Thursday, July 23, 2015

Camera Review: Olympus OM-10 (With Manual Adapter)

The Olympus OM-10 was the first consumer-grade OM system 35mm SLR on the market, introduced in 1979. This particular camera was given to me by my stepdad in what can only be considered a film photographer's dream scenario, namely: "Here's a big box with several cameras, lenses, and other assorted gear. Take whatever you want, I don't want it in the house anymore."

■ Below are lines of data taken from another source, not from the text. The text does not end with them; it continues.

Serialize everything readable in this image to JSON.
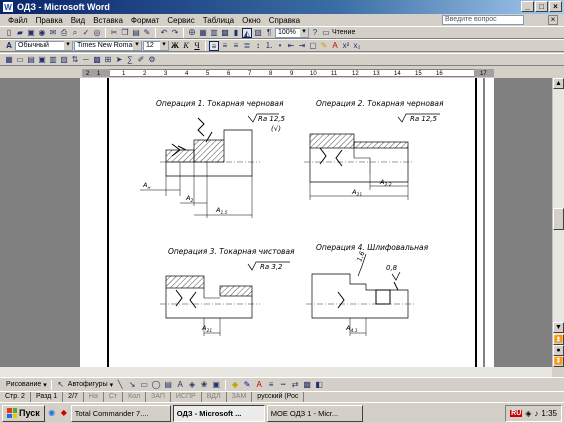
{
  "window": {
    "title": "ОДЗ - Microsoft Word",
    "app_icon": "W"
  },
  "menu": {
    "items": [
      "Файл",
      "Правка",
      "Вид",
      "Вставка",
      "Формат",
      "Сервис",
      "Таблица",
      "Окно",
      "Справка"
    ],
    "help_placeholder": "Введите вопрос"
  },
  "toolbar": {
    "zoom": "100%",
    "reading": "Чтение"
  },
  "formatting": {
    "style": "Обычный",
    "font": "Times New Roman",
    "size": "12",
    "bold": "Ж",
    "italic": "К",
    "underline": "Ч"
  },
  "ruler": {
    "ticks": [
      "2",
      "1",
      "1",
      "2",
      "3",
      "4",
      "5",
      "6",
      "7",
      "8",
      "9",
      "10",
      "11",
      "12",
      "13",
      "14",
      "15",
      "16",
      "17"
    ]
  },
  "drawing": {
    "op1": {
      "title": "Операция 1. Токарная черновая",
      "roughness": "Ra 12,5",
      "roughness_paren": "(√)",
      "dims": [
        "A",
        "A",
        "A"
      ],
      "subs": [
        "н",
        "2",
        "1.5"
      ]
    },
    "op2": {
      "title": "Операция 2. Токарная черновая",
      "roughness": "Ra 12,5",
      "dims": [
        "A",
        "A"
      ],
      "subs": [
        "2.2",
        "21"
      ]
    },
    "op3": {
      "title": "Операция 3. Токарная чистовая",
      "roughness": "Ra 3,2",
      "dims": [
        "A"
      ],
      "subs": [
        "21"
      ]
    },
    "op4": {
      "title": "Операция 4. Шлифовальная",
      "roughness": "1,6",
      "roughness2": "0,8",
      "dims": [
        "A"
      ],
      "subs": [
        "4.1"
      ]
    }
  },
  "drawbar": {
    "draw": "Рисование",
    "autoshapes": "Автофигуры"
  },
  "status": {
    "page": "Стр. 2",
    "section": "Разд 1",
    "pages": "2/7",
    "at": "На",
    "line": "Ст",
    "col": "Кол",
    "rec": "ЗАП",
    "trk": "ИСПР",
    "ext": "ВДЛ",
    "ovr": "ЗАМ",
    "lang": "русский (Рос"
  },
  "taskbar": {
    "start": "Пуск",
    "tasks": [
      "Total Commander 7....",
      "ОДЗ - Microsoft ...",
      "МОЕ ОДЗ 1 - Micr..."
    ],
    "lang": "RU",
    "time": "1:35"
  }
}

Of course, after a couple of decades none of these cameras were at 100%, though they generally only require a CLA or minor adjustment to get them back to their former glory.  The OM-10's only imperfection is a bit of an odd one.  When the ISO setting is at the highest value of 1600 and the shutter is released, the mirror flips up only half way and the camera emits a random series of chattery beeps, like an 8-bit squirrel on methamphetamine.  It won't stop until I move the ISO to a lower value, at which point the chattering stops and the mirror resets to its resting position.

Monday, July 13, 2015

Camera Review: Mamiya C330 Professional

Mamiya C-Series Cameras

The Mamiya C-series TLRs have been around for quite some time, with the original Mamiyaflex C being released in 1956 or 1957. Shortly after that, the line split into two with the C2 and the C3 (the latter being the slightly more advanced model). Subsequent generations continued in this fashion with the C22/C33, and finally C220/C330 and variants (C220f, C330f, C330s).

After the Rolleicord III stole my heart, there was very little chance that it would be my last TLR.  The
next focal point for my obsession was the Mamiya C330. After much searching on eBay and Craigslist, I found a near-perfect specimen sporting a Mamiya-Sekor 80mm f/2.8 "Blue Dot" lens pair.

This particular model (with no suffix) was in production from 1969 to 1974. It had several improvements over its predecessor the C33, including support for both 120 and 220 film (by rotating a plate on the film door), and interchangeable focus screens.

Monday, July 6, 2015

Lens Review: Olympus OM Zuiko 135mm f/2.8

Zuiko lenses in general (at least the ones I've used) are pretty excellent.  I looked around at the two 135mm primes (the f/3.5 and the f/2.8) for a while, and while the 3.5 was cheaper, they were both very reasonably priced.  Right now it looks like you can get a very clean copy of the 3.5 for around $80, while the 2.8 will run about $175 to $200.

Converting Old Lenses For Use On Digital SLRs

I first discovered this unique and often overlooked aspect to the hobby some time in 2006. I had gone fully digital a couple of years prior with the release of the first generation Digital Rebel (300D), and I had some old Olympus OM and Canon FD glass that was sitting unused. At the time there weren't too many adapters out there (now the market is overflowing with them), but I did find an OM-mount to EOS-mount adapter, and that's how it all started.

Hopefully, if you're interested in getting started with adaptation of older lenses to a newer format, something in this post will be useful to you.